Illuminating the delicate balance and give and take between environmental and commercial interests, as well as larger issues shaping policy reforms, Busenberg applies a theoretical framework to examine the processes and consequences of these reforms at the state, national, and international levels. The author examines the enduring institutional legacies and policy consequences of each reform period, their consequences for environmental protection, and the national and international repercussions of reform efforts.
Oil and Wilderness in Alaska concludes by describing the continuing policy conflicts concerning oil development and nature conservation in Alaska left unresolved by these reforms. Rich case descriptions illustrate the author's points and make Oil and Wilderness in Alaska an essential resource for professors and students interested in policies concerning Alaska, the Arctic, oil development, nature conservation, marine oil spills, the policy process, and policy theory.
2. The Trans-Alaska Pipeline System
3. The Alaska National Interest Lands Conservation Act
4. The Exxon Valdez Disaster and the Oil Pollution Act of 1990
5. Oil, Wilderness, and Alaska: The Enduring Conflict
George J. Busenberg is an associate professor of environmental management and policy at Soka University of America.
"Busenberg's well-researched documentation of how and why environmental policy was shared makes the theoretical framework bearable and broadly applicable to many areas. His interviews and graphical representations broaden the appeal of his book and may even attract casual readers."
"You can tell from the content that the author put his heart and soul into a careful analysis of land usage and resource allocation [...] an outstanding job of putting together the whole picture."
– San Francisco Book Review

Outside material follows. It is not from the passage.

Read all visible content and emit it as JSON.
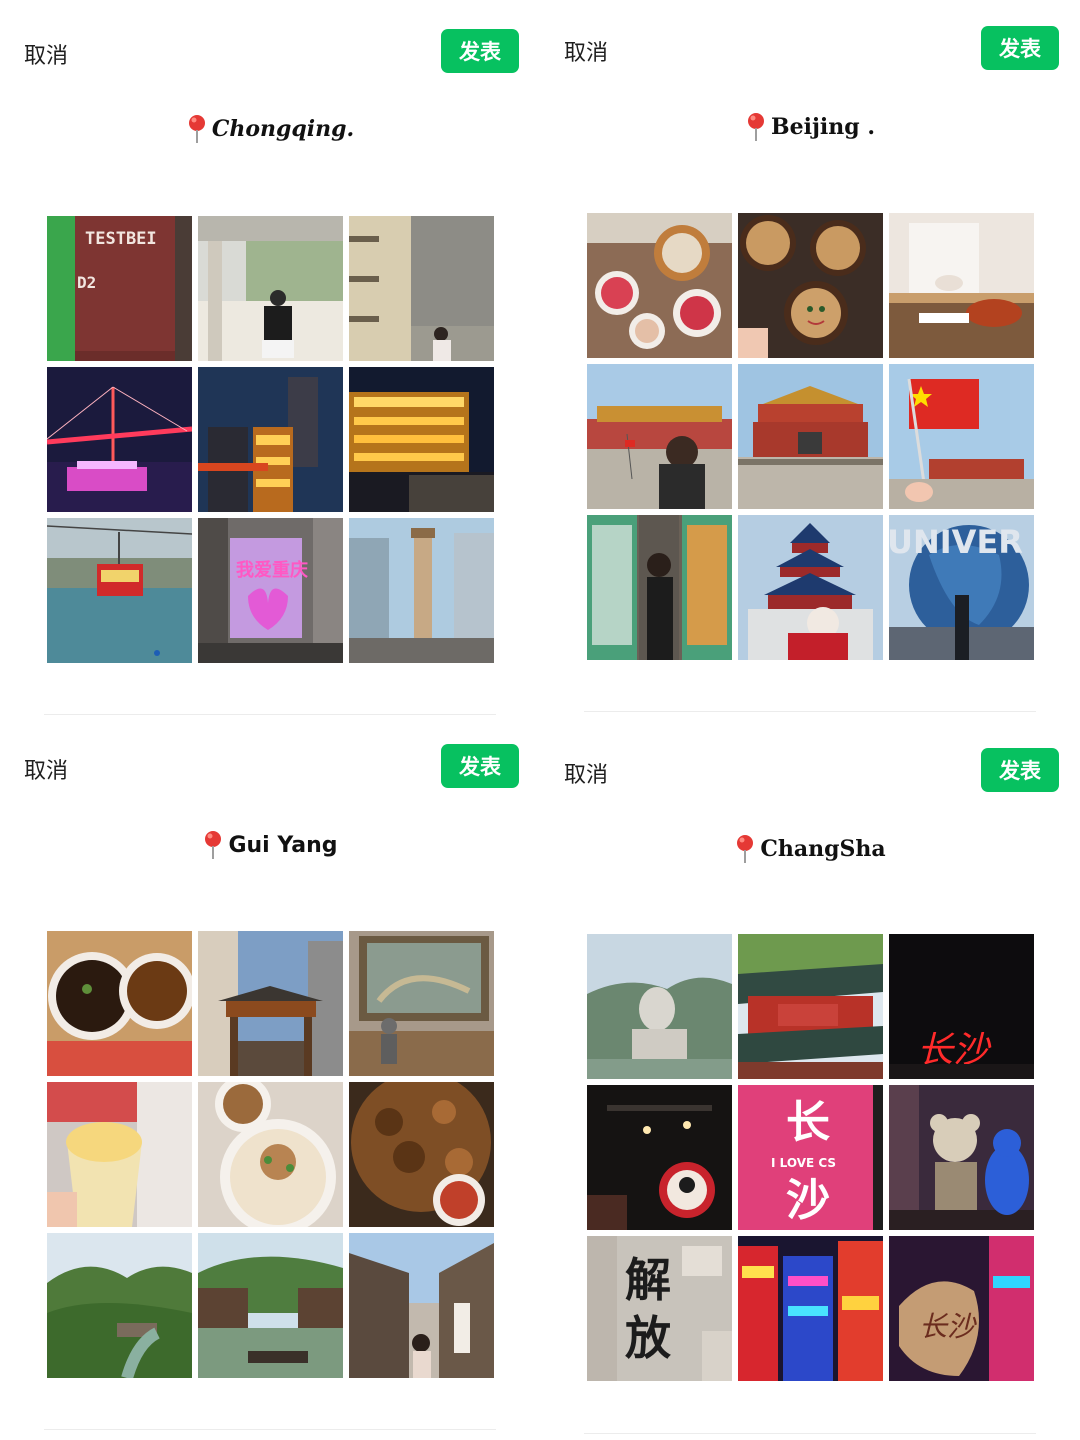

"Provides useful information and analysis, and it could provide reading for a case study on the Alaska pipeline in an environmental or energy policy class. Its short length, limited scope, and clear explanations make it ideal for such uses."
– Journal of Environmental Studies & Sciences

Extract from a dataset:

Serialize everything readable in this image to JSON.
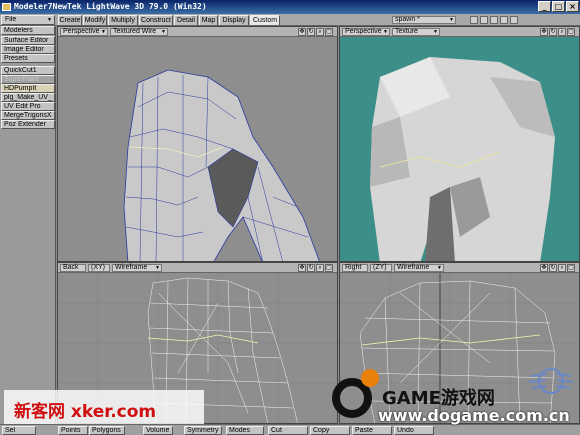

"This book presents the results of years of archival research supplemented with interviews to present a well-informed and empirically rich history of several substantial policy developments: the construction and steady operations of the Trans-Alaska pipeline; the decision in the late 1970s to put aside a huge amount of land in the largest single extension of wilderness protection in US history; the impact of the Exxon Valdez catastrophe on subsequent policymaking regarding maritime shipment of oil; the politics of the Arctic National Wildlife Refuge; and efforts to protect polar bears on the north slope of Alaska in the face of climate change through an innovative use of the Endangered Species Act. It will be seen for years as the most comprehensive treatment of environmental politics in Alaska and as an excellent study of the nature of policy change more generally."

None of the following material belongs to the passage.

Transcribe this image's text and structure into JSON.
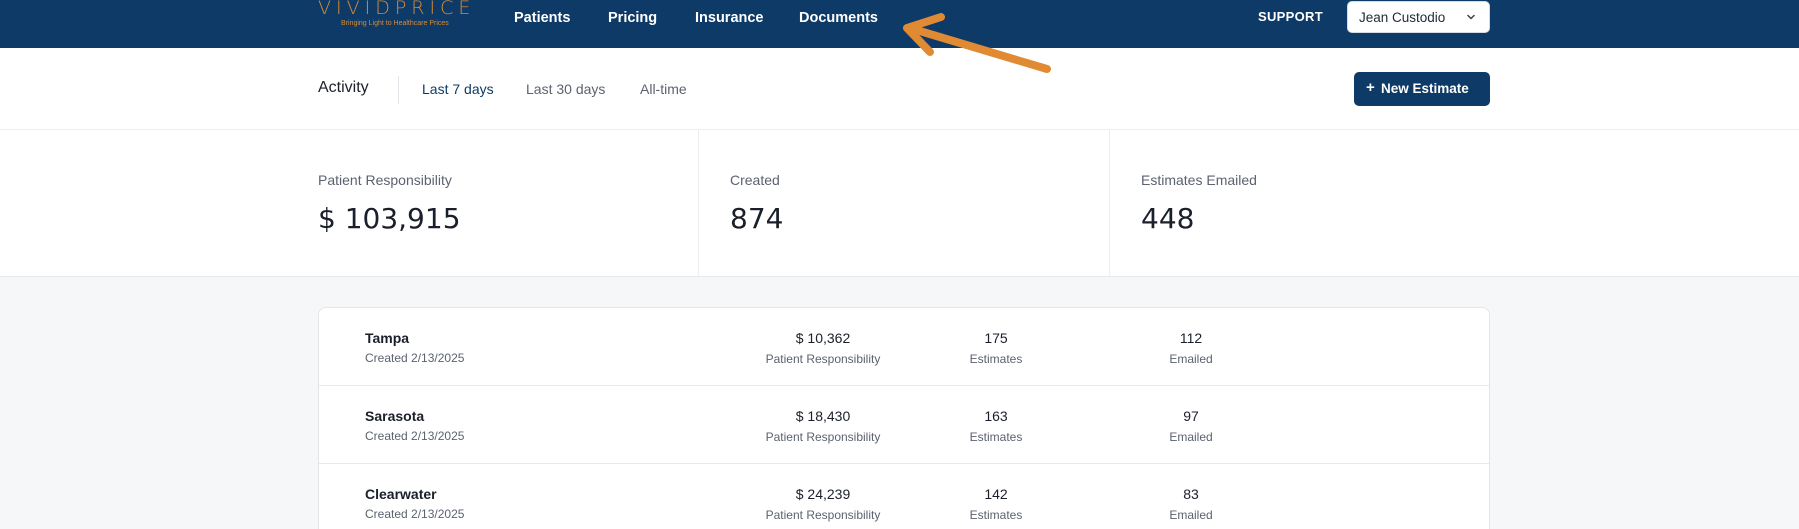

– Frank Baumgartner, Richard J. Richardson Distinguished Professor of Political Science, The University of North Carolina at Chapel Hill
"The conjunction of oil, wilderness, and politics has defined civic, economic, and political life in Alaska since the late 1960s. George Busenberg draws on the rich history of oil production in Alaska to better understand the political dynamics of oil and of natural resource policy in a state regarded as our nation's 'last frontier' and as a land ripe for development. These dynamics include energy policy, environmental issues, the rights of Native peoples, and the challenges inherent in a relatively new, sparsely settled state twice as large as Texas. Many historians have explained what happened in Alaska during its Oil Age; Busenberg's insightful and carefully researched book tells us why it happened, and how."
– Thomas Birkland, William T. Kretzer Professor of Public Policy and associate dean for Research, Extension, Engagement and Economic Development, North Carolina State University